Problem: What follows is a set of entries; retype all of them exactly.

Data section:
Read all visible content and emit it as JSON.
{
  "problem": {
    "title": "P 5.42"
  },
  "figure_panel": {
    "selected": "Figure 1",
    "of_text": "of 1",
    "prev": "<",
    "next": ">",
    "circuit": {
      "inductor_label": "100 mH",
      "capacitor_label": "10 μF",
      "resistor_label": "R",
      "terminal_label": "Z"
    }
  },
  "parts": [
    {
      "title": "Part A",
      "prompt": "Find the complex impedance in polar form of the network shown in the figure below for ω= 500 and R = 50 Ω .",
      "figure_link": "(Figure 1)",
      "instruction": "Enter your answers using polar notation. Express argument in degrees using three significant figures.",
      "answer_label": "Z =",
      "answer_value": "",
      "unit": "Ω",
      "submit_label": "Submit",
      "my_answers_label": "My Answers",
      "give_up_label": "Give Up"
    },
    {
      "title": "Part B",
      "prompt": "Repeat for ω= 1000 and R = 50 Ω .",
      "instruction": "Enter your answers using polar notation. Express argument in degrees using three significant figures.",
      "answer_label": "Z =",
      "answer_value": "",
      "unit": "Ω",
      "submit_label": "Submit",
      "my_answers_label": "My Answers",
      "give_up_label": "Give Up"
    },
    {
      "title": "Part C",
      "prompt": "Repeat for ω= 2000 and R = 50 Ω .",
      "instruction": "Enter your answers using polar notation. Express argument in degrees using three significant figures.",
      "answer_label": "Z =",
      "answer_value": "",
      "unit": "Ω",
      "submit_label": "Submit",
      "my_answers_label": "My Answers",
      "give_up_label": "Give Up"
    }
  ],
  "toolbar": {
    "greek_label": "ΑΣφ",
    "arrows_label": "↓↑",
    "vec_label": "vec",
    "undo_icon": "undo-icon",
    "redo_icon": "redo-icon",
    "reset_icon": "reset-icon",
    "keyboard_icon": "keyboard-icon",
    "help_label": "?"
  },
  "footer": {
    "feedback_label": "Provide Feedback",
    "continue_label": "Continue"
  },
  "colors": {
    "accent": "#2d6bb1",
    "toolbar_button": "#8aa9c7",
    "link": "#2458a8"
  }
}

Solution for this task:
Read all visible content and emit it as JSON.
{
  "problem": {
    "title": "P 5.42"
  },
  "figure_panel": {
    "selected": "Figure 1",
    "of_text": "of 1",
    "prev": "<",
    "next": ">",
    "circuit": {
      "inductor_label": "100 mH",
      "capacitor_label": "10 μF",
      "resistor_label": "R",
      "terminal_label": "Z"
    }
  },
  "parts": [
    {
      "title": "Part A",
      "prompt": "Find the complex impedance in polar form of the network shown in the figure below for ω= 500 and R = 50 Ω .",
      "figure_link": "(Figure 1)",
      "instruction": "Enter your answers using polar notation. Express argument in degrees using three significant figures.",
      "answer_label": "Z =",
      "answer_value": "",
      "unit": "Ω",
      "submit_label": "Submit",
      "my_answers_label": "My Answers",
      "give_up_label": "Give Up"
    },
    {
      "title": "Part B",
      "prompt": "Repeat for ω= 1000 and R = 50 Ω .",
      "instruction": "Enter your answers using polar notation. Express argument in degrees using three significant figures.",
      "answer_label": "Z =",
      "answer_value": "",
      "unit": "Ω",
      "submit_label": "Submit",
      "my_answers_label": "My Answers",
      "give_up_label": "Give Up"
    },
    {
      "title": "Part C",
      "prompt": "Repeat for ω= 2000 and R = 50 Ω .",
      "instruction": "Enter your answers using polar notation. Express argument in degrees using three significant figures.",
      "answer_label": "Z =",
      "answer_value": "",
      "unit": "Ω",
      "submit_label": "Submit",
      "my_answers_label": "My Answers",
      "give_up_label": "Give Up"
    }
  ],
  "toolbar": {
    "greek_label": "ΑΣφ",
    "arrows_label": "↓↑",
    "vec_label": "vec",
    "undo_icon": "undo-icon",
    "redo_icon": "redo-icon",
    "reset_icon": "reset-icon",
    "keyboard_icon": "keyboard-icon",
    "help_label": "?"
  },
  "footer": {
    "feedback_label": "Provide Feedback",
    "continue_label": "Continue"
  },
  "colors": {
    "accent": "#2d6bb1",
    "toolbar_button": "#8aa9c7",
    "link": "#2458a8"
  }
}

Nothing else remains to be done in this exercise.